Task to complete. Go through the material line by line and copy each one with the word "JSON".

START Supplied entries

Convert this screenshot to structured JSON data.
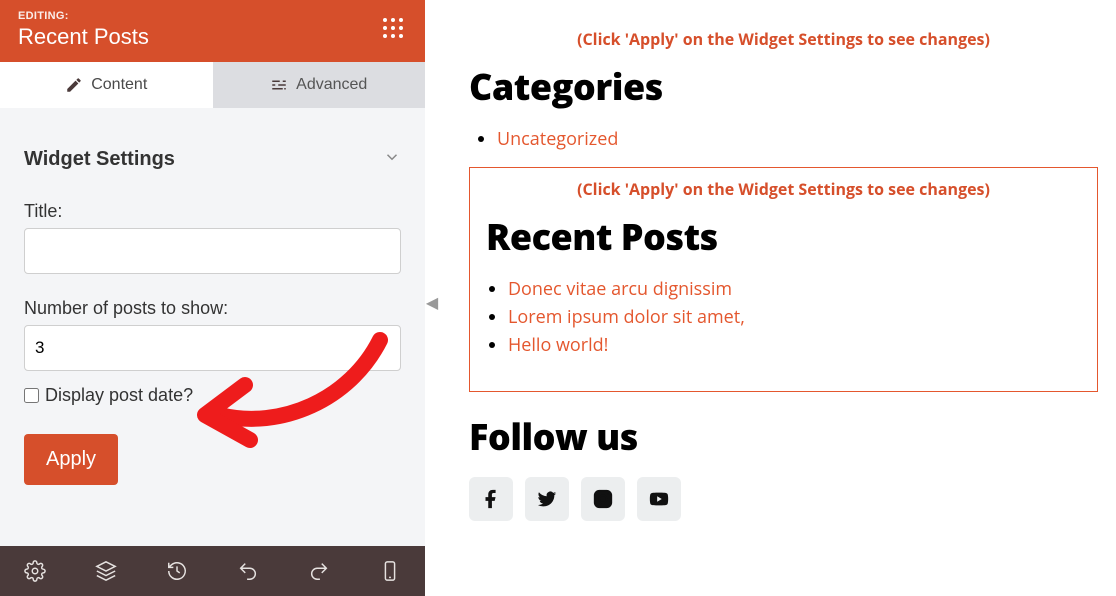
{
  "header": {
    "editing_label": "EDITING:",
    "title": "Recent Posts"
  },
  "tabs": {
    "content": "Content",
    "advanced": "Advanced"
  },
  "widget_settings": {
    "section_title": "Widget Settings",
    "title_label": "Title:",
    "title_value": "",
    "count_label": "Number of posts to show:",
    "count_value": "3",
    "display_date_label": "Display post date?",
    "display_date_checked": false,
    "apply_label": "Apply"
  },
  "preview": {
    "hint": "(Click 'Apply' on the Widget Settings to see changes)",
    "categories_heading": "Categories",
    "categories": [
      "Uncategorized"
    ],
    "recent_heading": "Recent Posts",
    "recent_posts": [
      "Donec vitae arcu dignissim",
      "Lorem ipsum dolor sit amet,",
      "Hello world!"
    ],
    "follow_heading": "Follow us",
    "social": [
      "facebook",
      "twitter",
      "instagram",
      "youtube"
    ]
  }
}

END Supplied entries
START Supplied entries

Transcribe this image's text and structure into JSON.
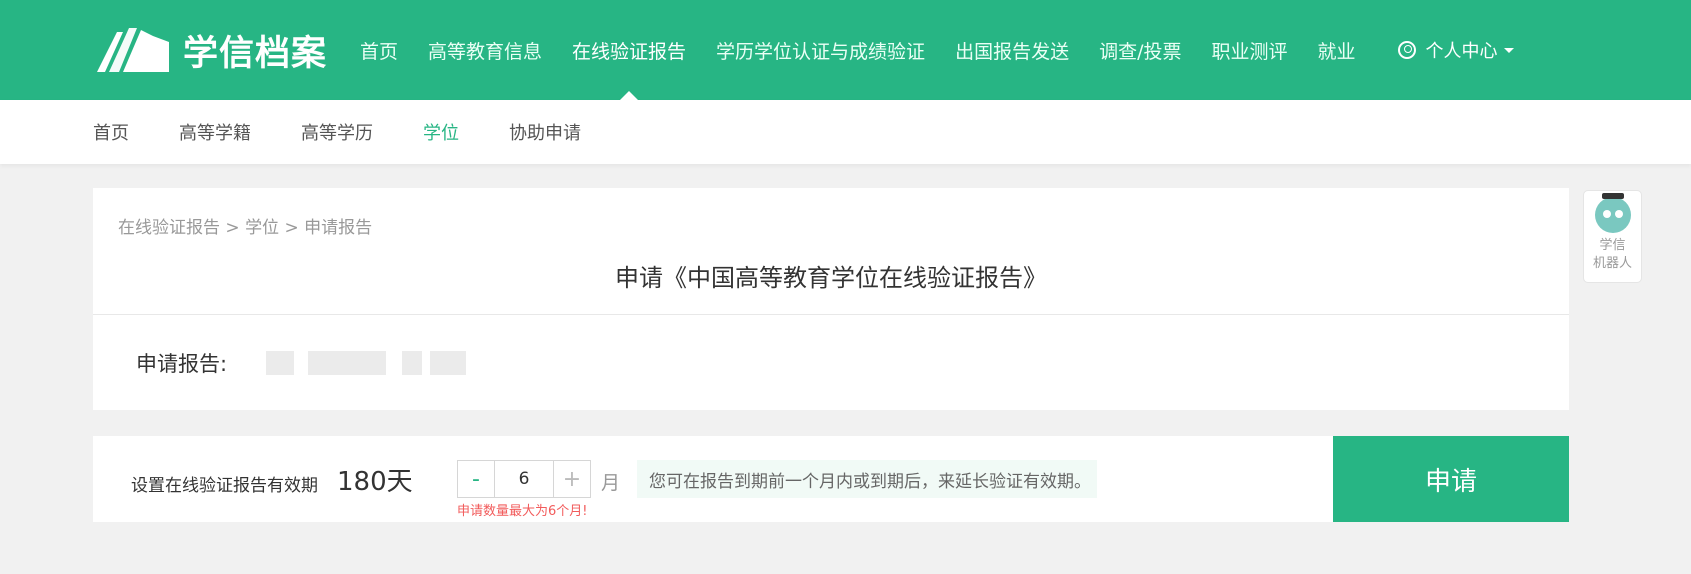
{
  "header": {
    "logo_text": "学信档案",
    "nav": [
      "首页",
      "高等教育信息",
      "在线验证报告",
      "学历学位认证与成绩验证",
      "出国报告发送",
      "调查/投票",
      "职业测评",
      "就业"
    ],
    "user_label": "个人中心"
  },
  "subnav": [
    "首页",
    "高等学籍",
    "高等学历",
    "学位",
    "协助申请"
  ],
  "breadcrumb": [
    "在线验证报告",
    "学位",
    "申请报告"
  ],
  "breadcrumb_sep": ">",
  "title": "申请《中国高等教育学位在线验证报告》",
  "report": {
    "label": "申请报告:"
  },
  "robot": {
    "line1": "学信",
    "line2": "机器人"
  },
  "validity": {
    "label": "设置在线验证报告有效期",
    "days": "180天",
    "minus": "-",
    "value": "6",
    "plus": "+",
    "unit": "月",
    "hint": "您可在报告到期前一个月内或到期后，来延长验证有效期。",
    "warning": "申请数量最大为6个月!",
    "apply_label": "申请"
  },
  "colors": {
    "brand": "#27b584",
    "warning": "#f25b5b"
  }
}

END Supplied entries
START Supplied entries

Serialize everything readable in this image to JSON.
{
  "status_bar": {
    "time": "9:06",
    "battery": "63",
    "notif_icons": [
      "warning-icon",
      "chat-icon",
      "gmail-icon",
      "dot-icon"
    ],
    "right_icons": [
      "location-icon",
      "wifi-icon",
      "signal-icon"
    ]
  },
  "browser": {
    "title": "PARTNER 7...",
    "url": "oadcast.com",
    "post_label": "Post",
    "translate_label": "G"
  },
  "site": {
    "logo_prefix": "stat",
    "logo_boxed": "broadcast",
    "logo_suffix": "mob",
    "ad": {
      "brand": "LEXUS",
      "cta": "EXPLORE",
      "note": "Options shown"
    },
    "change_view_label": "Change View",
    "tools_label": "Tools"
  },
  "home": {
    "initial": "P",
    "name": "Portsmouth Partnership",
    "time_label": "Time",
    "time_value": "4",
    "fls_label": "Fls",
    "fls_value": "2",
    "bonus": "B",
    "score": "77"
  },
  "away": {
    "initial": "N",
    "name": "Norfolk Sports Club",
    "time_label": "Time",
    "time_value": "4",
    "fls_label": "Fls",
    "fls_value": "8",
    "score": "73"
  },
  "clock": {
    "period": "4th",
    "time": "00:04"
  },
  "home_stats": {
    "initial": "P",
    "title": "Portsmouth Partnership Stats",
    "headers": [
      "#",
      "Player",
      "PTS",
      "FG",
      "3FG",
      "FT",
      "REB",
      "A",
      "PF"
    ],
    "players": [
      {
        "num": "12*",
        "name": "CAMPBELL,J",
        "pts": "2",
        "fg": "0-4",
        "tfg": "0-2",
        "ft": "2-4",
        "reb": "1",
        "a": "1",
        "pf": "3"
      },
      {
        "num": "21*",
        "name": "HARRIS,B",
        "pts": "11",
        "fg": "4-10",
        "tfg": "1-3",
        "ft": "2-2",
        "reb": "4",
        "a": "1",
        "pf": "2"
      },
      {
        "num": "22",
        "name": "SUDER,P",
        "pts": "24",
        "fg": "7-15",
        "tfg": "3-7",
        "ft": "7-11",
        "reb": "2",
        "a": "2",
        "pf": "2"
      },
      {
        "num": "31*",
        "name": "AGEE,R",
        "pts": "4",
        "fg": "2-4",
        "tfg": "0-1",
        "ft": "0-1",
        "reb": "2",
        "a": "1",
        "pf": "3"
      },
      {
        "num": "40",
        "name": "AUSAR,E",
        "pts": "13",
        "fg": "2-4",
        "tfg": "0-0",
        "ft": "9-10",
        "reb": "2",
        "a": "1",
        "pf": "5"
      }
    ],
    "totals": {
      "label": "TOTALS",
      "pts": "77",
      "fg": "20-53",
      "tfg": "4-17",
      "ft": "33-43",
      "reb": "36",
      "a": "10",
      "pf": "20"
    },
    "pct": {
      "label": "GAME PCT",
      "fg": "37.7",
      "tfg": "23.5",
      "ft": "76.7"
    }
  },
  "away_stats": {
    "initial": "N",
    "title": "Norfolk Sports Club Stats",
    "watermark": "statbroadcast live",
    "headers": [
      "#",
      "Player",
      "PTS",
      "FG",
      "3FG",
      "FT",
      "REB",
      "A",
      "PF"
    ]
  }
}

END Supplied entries

Solved exercise.
Convert this screenshot to structured JSON data.
Transcribe this image's text and structure into JSON.
Serialize everything readable in this image to JSON.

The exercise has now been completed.